The Kamchatka Peninsula, in Russia’s far, far eastern reaches — not quite so near to Alaska that Sarah Palin can see it from her house, but close — is part of the Ring of Fire. Near the peninsula’s coast, there are 30 active volcanoes, and right now four of them are exploding all at once, so close to each other than it’s possible to visit all of them in a single day. Spiegel Online reports:
Four different cones and mountains, all within 180 kilometers (110 miles) of each other, have been active simultaneously since late November. Given that volcano experts don’t believe that the four volcanoes are being fed from the same magma source, the parallel eruptions would seem to be the geological equivalent of winning the lottery.

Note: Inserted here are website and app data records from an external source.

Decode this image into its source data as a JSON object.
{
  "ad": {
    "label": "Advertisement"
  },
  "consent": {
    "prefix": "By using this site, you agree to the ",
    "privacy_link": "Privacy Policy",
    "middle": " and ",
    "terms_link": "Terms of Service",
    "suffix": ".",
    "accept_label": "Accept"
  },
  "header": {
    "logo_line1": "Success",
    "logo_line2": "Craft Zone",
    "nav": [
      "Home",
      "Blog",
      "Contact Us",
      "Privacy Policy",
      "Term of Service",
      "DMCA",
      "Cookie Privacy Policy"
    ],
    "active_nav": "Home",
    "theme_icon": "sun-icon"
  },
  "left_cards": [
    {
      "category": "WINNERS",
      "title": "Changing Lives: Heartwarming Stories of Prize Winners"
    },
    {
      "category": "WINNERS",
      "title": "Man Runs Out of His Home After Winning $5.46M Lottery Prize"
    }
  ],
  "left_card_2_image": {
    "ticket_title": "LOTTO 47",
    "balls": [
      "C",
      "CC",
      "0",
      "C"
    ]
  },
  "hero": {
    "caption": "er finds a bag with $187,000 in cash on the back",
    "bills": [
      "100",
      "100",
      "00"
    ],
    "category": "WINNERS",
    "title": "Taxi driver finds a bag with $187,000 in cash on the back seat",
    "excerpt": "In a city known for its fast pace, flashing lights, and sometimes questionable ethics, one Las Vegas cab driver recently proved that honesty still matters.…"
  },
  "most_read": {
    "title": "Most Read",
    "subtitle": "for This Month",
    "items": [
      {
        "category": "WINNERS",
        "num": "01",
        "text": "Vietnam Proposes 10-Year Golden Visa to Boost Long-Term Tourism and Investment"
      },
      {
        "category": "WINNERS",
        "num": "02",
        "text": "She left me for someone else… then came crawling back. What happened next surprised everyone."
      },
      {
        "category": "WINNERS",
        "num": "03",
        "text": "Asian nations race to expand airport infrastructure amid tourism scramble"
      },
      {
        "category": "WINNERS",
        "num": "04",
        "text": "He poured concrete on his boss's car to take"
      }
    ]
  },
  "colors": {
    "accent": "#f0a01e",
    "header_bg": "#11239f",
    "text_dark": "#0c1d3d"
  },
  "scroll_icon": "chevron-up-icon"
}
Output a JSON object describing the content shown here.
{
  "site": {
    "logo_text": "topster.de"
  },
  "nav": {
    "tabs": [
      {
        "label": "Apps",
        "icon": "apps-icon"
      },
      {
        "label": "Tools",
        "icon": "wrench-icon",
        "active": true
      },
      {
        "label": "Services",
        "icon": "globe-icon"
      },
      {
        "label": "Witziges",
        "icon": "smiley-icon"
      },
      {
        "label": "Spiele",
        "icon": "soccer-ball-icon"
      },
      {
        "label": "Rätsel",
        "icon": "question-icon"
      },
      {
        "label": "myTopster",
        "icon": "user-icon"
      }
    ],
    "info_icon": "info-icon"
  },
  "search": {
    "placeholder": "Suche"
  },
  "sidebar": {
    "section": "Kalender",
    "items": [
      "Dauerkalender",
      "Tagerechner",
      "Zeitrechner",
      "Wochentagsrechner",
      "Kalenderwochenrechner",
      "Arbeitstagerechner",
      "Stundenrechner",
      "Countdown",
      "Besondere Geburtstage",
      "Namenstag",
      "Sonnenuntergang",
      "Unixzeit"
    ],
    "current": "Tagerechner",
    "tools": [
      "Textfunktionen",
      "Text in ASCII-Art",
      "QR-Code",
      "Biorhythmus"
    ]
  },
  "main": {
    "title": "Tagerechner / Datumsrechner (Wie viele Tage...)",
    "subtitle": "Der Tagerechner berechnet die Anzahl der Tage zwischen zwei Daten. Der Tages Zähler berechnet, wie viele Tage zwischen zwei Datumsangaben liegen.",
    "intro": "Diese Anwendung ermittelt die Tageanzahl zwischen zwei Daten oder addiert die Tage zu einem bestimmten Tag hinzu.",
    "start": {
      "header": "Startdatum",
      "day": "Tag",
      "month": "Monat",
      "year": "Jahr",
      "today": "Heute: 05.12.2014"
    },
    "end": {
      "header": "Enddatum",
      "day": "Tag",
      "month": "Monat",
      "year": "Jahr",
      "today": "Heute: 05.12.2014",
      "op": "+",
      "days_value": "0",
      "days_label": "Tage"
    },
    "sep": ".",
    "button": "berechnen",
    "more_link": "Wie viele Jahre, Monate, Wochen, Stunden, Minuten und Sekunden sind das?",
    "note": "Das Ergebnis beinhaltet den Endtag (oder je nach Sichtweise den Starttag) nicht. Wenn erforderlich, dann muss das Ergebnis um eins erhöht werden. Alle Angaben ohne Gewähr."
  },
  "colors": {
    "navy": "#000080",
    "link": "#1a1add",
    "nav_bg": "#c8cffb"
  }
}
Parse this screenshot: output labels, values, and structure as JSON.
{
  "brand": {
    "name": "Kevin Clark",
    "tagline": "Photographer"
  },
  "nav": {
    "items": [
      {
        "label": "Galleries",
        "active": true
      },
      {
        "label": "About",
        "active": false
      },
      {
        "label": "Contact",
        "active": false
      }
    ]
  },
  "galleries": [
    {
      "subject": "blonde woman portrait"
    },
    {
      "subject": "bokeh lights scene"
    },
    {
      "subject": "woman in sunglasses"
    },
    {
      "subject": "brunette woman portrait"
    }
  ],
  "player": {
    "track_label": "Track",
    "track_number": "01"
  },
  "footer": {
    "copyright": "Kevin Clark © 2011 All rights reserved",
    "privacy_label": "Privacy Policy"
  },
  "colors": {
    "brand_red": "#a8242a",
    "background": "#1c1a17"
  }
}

Some of the volcanos are spewing ash, and others are going for a full-out lava display. They’re like kids, taunting each other, “Oh yeah, well can you do THIS?” (Only, thank goodness, most kids can’t spew lava.) They’re also like kids in that their posturing isn’t quite as dangerous as it might seem. The Russian photography group AirPano, which rushed to the peninsula to take the shot above, says:
The Tolbachik volcano eruption is classified as an unconventional fissure eruption. Fissure eruptions are known for emitting great volume of lava. They are also called “touristic” eruptions for relatively low level of danger and photogenic beauty of flowing rivers of lava. Weather permitting, one can fly up close to a volcanic crater or hover right above a lava stream.
Which gets us to these really awesome panoramic photos that AirPano took:
Volcanoes—so hot right now.
Four at Once: Volcano Quartet Erupts on Kamchatka, Spiegel Online.